Vomiting in children is a common occurrence and often raises concerns among parents. While occasional vomiting may be a natural response to various factors, persistent or severe episodes can be indicative of underlying issues. Understanding the causes and common triggers of children’s vomiting is crucial for parents to provide appropriate care and seek timely medical attention when necessary.

In this comprehensive guide, we’ll explore the various factors that can lead to vomiting in children, address frequently asked questions, and provide insights into managing and preventing these episodes.

Understanding Children’s Vomiting

What is vomiting in children, and when should parents be concerned?

Vomiting in children is the forceful expulsion of stomach contents through the mouth. While occasional vomiting is common and often associated with infections or dietary issues, parents should be concerned if vomiting is persistent, severe, or accompanied by other worrisome symptoms.

Why do children vomit more frequently than adults?

Children’s immune systems are still developing, making them more susceptible to infections. Additionally, their ability to communicate discomfort might be limited, leading to delayed responses and potentially more severe symptoms.

Common Causes of Children’s Vomiting

Infections and Viruses

Viral infections, commonly known as the stomach flu or gastroenteritis, are frequent causes of vomiting in children. These infections lead to inflammation of the stomach and intestines, resulting in nausea and vomiting.

Motion Sickness

Children may experience motion sickness, especially during car rides or boat trips. The sensory disconnection between what the eyes see and what the inner ear senses can trigger nausea and vomiting.

Food Poisoning

Contaminated food or water can cause food poisoning, resulting in vomiting and other gastrointestinal symptoms. Identifying and addressing the source of contamination is essential for recovery.


Children may indulge in larger-than-usual meals or consume certain foods that don’t agree with their stomachs, leading to vomiting. Teaching portion control and mindful eating can help prevent vomiting due to overeating.

Gastroesophageal Reflux Disease (GERD)

GERD is a chronic condition where stomach acid flows back into the esophagus, causing irritation. In children, GERD can manifest as vomiting, particularly after meals or when lying down.

Medication Side Effects

Some medications may cause nausea and vomiting as side effects. It’s crucial to inform healthcare providers of any adverse reactions to medications and explore alternative options if necessary.


Appendicitis, while less common, can cause vomiting in children. This condition requires immediate medical attention and is often accompanied by abdominal pain and fever.


Migraines, although less common in children, can cause vomiting. Identifying triggers and managing migraines with guidance from a healthcare professional is essential.

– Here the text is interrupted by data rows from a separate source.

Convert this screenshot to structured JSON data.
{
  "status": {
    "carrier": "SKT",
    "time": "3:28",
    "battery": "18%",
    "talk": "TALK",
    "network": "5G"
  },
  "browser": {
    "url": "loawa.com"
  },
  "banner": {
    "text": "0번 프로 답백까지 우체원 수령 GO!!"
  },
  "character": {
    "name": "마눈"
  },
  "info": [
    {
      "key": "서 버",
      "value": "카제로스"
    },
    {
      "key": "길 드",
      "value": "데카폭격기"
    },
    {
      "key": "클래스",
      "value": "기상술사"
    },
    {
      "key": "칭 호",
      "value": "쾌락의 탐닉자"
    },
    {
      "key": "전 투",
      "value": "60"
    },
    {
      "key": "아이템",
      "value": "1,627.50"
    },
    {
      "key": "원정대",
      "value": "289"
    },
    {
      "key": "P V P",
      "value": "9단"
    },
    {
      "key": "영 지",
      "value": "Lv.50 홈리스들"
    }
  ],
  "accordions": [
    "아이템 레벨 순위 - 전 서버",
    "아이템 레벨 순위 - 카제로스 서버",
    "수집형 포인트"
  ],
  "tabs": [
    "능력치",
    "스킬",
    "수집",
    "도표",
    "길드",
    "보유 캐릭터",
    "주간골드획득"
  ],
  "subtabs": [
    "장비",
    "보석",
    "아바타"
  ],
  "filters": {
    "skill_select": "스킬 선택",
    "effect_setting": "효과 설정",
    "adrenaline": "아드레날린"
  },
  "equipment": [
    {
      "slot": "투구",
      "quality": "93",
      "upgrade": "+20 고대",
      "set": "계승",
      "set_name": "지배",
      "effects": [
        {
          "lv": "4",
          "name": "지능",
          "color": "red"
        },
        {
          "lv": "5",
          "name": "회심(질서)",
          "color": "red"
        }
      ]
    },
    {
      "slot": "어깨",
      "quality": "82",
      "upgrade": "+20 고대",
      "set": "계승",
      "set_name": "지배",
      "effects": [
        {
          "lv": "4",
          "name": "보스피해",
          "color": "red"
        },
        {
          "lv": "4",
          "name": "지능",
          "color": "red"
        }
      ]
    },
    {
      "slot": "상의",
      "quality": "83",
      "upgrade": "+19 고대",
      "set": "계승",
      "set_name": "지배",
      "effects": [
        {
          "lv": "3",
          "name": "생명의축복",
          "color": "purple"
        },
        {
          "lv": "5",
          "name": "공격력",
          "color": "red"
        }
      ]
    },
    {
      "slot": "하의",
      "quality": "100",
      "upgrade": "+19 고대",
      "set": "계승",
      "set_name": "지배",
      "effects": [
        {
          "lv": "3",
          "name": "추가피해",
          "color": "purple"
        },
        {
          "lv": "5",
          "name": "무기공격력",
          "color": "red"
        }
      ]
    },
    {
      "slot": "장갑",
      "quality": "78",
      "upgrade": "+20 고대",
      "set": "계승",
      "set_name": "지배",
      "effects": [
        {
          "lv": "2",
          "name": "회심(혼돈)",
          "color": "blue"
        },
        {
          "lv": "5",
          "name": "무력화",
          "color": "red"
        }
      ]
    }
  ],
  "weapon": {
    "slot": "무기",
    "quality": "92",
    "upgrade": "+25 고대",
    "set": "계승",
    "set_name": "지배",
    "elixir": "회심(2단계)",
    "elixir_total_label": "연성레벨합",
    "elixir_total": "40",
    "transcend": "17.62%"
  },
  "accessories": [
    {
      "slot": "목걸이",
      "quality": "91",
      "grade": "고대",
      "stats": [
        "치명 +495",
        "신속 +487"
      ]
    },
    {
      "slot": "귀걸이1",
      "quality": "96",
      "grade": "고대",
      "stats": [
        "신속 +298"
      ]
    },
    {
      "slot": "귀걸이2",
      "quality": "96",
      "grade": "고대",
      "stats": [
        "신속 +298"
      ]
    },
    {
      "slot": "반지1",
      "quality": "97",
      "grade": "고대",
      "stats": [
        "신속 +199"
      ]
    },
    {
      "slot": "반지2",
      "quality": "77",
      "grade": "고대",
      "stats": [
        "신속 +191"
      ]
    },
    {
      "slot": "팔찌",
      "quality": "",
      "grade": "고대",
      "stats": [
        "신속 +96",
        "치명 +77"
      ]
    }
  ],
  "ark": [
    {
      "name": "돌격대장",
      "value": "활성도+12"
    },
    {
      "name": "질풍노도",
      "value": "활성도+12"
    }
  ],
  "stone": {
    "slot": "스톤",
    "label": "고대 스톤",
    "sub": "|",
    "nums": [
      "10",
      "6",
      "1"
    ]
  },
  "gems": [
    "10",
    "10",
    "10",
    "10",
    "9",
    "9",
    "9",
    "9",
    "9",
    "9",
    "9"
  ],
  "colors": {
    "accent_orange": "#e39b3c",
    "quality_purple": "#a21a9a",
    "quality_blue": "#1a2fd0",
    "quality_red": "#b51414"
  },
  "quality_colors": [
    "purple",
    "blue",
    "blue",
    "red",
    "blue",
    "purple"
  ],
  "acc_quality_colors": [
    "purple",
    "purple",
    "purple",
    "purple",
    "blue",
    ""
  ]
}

Preventing and Managing Children’s Vomiting

  • Encouraging Hydration. Ensuring adequate hydration is crucial when a child is vomiting. Offer small sips of clear fluids like water, oral rehydration solutions, or electrolyte drinks to prevent dehydration.
  • Gradual Introduction of Foods. After a vomiting episode, reintroduce food gradually, starting with bland and easily digestible options like crackers, rice, or bananas.
  • Identifying Triggers. Pay attention to patterns and triggers of vomiting, such as specific foods or activities. Identifying and avoiding triggers can help prevent future episodes.
  • Creating a Calm Environment. Anxiety and stress can contribute to vomiting. Creating a calm and supportive environment for the child can help manage stress-related vomiting.
  • Regular Check-ups. Schedule regular check-ups with a pediatrician to monitor the child’s overall health and address any concerns promptly.


Understanding the causes and common triggers of children’s vomiting is essential for parents to navigate the challenges of pediatric health. While occasional vomiting may be a normal part of childhood, persistent or severe episodes warrant medical attention. By addressing frequently asked questions and promoting preventive measures, parents can play an active role in managing and supporting their child’s health, ensuring a happy and healthy upbringing.